Tell where I lie.

Sing a While Longer by Edwin Markham

Has the bright sun set,

   Has the gale grown stronger?

Still we’ll not grieve yet:

   We will sing a while longer!

Has our youth been met

   By Time the wronger?

Let us not grieve yet,

   Let us sing a while longer!

Is the world beset,

   Do the sorrows throng her?

Let us not grieve yet:

   Let us sing a while longer!

On Thinking Glad by John Kendrick Bangs

Never mind a change of scene
Try a change of thinking.
What if things seem sordid, mean,
What’s the use of blinking?

Life’s not always storm and cloud,
Somewhere stars are shining.
Try to think your joys out loud,
Silence all repining.
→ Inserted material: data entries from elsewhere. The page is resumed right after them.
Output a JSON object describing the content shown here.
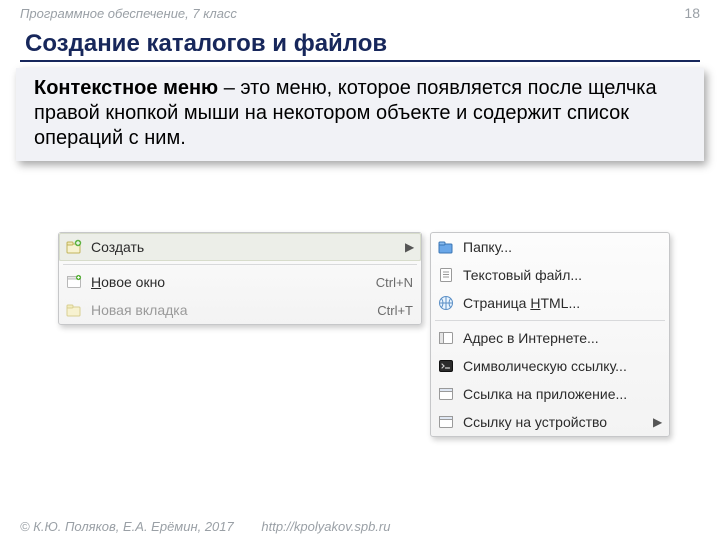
{
  "header": {
    "course": "Программное обеспечение, 7 класс",
    "page": "18"
  },
  "title": "Создание каталогов и файлов",
  "definition": {
    "term": "Контекстное меню",
    "text": " – это меню, которое появляется после щелчка правой кнопкой мыши на некотором объекте и содержит список операций с ним."
  },
  "menu1": {
    "items": [
      {
        "label": "Создать",
        "submenu": true
      },
      {
        "accel": "Н",
        "rest": "овое окно",
        "shortcut": "Ctrl+N"
      },
      {
        "label": "Новая вкладка",
        "shortcut": "Ctrl+T",
        "disabled": true
      }
    ]
  },
  "menu2": {
    "items": [
      {
        "label": "Папку..."
      },
      {
        "label": "Текстовый файл..."
      },
      {
        "before": "Страница ",
        "accel": "H",
        "after": "TML..."
      },
      {
        "label": "Адрес в Интернете..."
      },
      {
        "label": "Символическую ссылку..."
      },
      {
        "label": "Ссылка на приложение..."
      },
      {
        "label": "Ссылку на устройство",
        "submenu": true
      }
    ]
  },
  "footer": {
    "copyright": "© К.Ю. Поляков, Е.А. Ерёмин, 2017",
    "url": "http://kpolyakov.spb.ru"
  }
}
By degrees, by thinking light,
Thinking glad and sweetly,
You’ll escape the stress of night,
Worry gone completely.

Get the habit looking for
Sunbeams pirouetting,
Tapping gaily at your door
Surest cure for fretting.
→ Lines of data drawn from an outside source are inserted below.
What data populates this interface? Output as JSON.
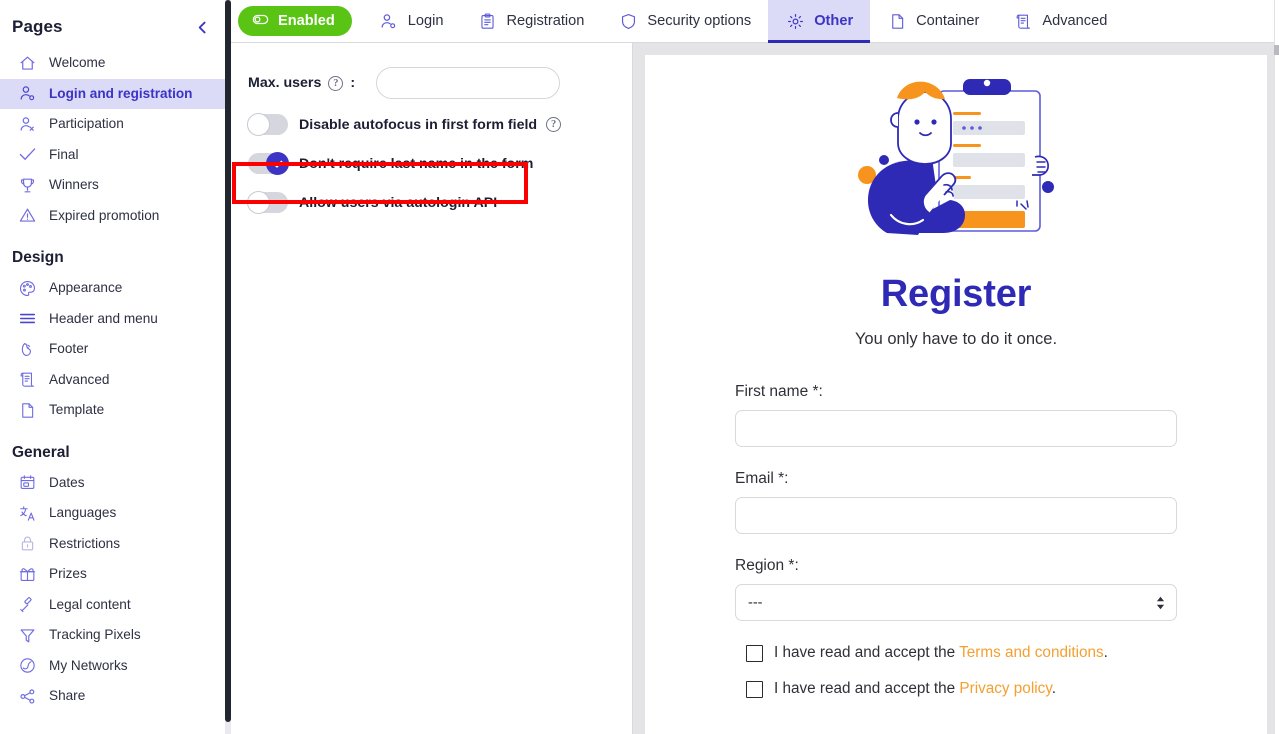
{
  "sidebar": {
    "title": "Pages",
    "collapse_icon": "chevron-left-icon",
    "groups": [
      {
        "heading": null,
        "items": [
          {
            "label": "Welcome",
            "icon": "home-icon",
            "active": false
          },
          {
            "label": "Login and registration",
            "icon": "user-key-icon",
            "active": true
          },
          {
            "label": "Participation",
            "icon": "user-plus-icon",
            "active": false
          },
          {
            "label": "Final",
            "icon": "check-icon",
            "active": false
          },
          {
            "label": "Winners",
            "icon": "trophy-icon",
            "active": false
          },
          {
            "label": "Expired promotion",
            "icon": "warning-triangle-icon",
            "active": false
          }
        ]
      },
      {
        "heading": "Design",
        "items": [
          {
            "label": "Appearance",
            "icon": "palette-icon",
            "active": false
          },
          {
            "label": "Header and menu",
            "icon": "menu-lines-icon",
            "active": false
          },
          {
            "label": "Footer",
            "icon": "shoe-icon",
            "active": false
          },
          {
            "label": "Advanced",
            "icon": "scroll-icon",
            "active": false
          },
          {
            "label": "Template",
            "icon": "page-icon",
            "active": false
          }
        ]
      },
      {
        "heading": "General",
        "items": [
          {
            "label": "Dates",
            "icon": "calendar-icon",
            "active": false
          },
          {
            "label": "Languages",
            "icon": "translate-icon",
            "active": false
          },
          {
            "label": "Restrictions",
            "icon": "lock-icon",
            "active": false
          },
          {
            "label": "Prizes",
            "icon": "gift-icon",
            "active": false
          },
          {
            "label": "Legal content",
            "icon": "gavel-icon",
            "active": false
          },
          {
            "label": "Tracking Pixels",
            "icon": "funnel-icon",
            "active": false
          },
          {
            "label": "My Networks",
            "icon": "globe-icon",
            "active": false
          },
          {
            "label": "Share",
            "icon": "share-icon",
            "active": false
          }
        ]
      }
    ]
  },
  "tabs": {
    "status_pill": {
      "label": "Enabled",
      "icon": "toggle-on-icon",
      "color": "#5ac414"
    },
    "items": [
      {
        "label": "Login",
        "icon": "user-key-icon",
        "active": false
      },
      {
        "label": "Registration",
        "icon": "clipboard-icon",
        "active": false
      },
      {
        "label": "Security options",
        "icon": "shield-icon",
        "active": false
      },
      {
        "label": "Other",
        "icon": "gear-icon",
        "active": true
      },
      {
        "label": "Container",
        "icon": "page-icon",
        "active": false
      },
      {
        "label": "Advanced",
        "icon": "scroll-icon",
        "active": false
      }
    ]
  },
  "settings": {
    "max_users": {
      "label": "Max. users",
      "suffix": ":",
      "help_icon": "question-mark-icon",
      "value": "",
      "placeholder": ""
    },
    "toggles": [
      {
        "label": "Disable autofocus in first form field",
        "on": false,
        "has_help": true,
        "highlighted": false
      },
      {
        "label": "Don't require last name in the form",
        "on": true,
        "has_help": false,
        "highlighted": true
      },
      {
        "label": "Allow users via autologin API",
        "on": false,
        "has_help": false,
        "highlighted": false
      }
    ],
    "highlight_color": "#fb0000"
  },
  "preview": {
    "illustration": "person-with-clipboard-illustration",
    "title": "Register",
    "subtitle": "You only have to do it once.",
    "title_color": "#2f2ab5",
    "fields": [
      {
        "label": "First name *:",
        "type": "text",
        "value": "",
        "placeholder": ""
      },
      {
        "label": "Email *:",
        "type": "text",
        "value": "",
        "placeholder": ""
      },
      {
        "label": "Region *:",
        "type": "select",
        "value": "---",
        "options": [
          "---"
        ]
      }
    ],
    "checkboxes": [
      {
        "checked": false,
        "prefix": "I have read and accept the ",
        "link": "Terms and conditions",
        "suffix": "."
      },
      {
        "checked": false,
        "prefix": "I have read and accept the ",
        "link": "Privacy policy",
        "suffix": "."
      }
    ],
    "link_color": "#f4a030"
  }
}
Needn’t fool yourself at all,
For there’s no denying
E’en above a prison wall
Song-birds are aflying.

Wherefore hearken to the song,
Never mind the prison,
And you’ll find your soul ere long
Unto freedom risen.

Limericks by Edward Lear

There was an Old Man in a tree,
Who was horribly bored by a Bee;
When they said, “Does it buzz?” he replied,
“Yes, it does!
It’s a regular brute of a Bee.”
There was an Old Man on some rocks,
Who shut his Wife up in a box:
When she said, “Let me out,” he exclaimed,
“Without doubt
You will pass all your life in that box.”
There was an Old Man who said “How
Shall I flee from this horrible Cow?
I will sit on this stile, and continue to smile,
Which may soften the heart of that Cow.”
There was an Old Man who said, “Hush!
I perceive a young bird in this bush!”
When they said, “Is it small?” he replied, “Not at all;
It is four times as big as the bush!”
There was once an Old Man with a beard,
Who said, “It is just as I feared!—
Two Owls and a Hen,
Four Larks and a Wren
Have all built their nests in my beard.”
There was an old person of Ware
Who rode on the back of a bear;
When they said, “Does it trot?”
He said, “Certainly not,
It’s a Moppsikon Floppsikon bear.”
There was a young lady in blue,
Who said, “Is it you? Is it you?”
When they said, “Yes, it is,” she replied only,
“Whizz!”
That ungracious young lady in blue.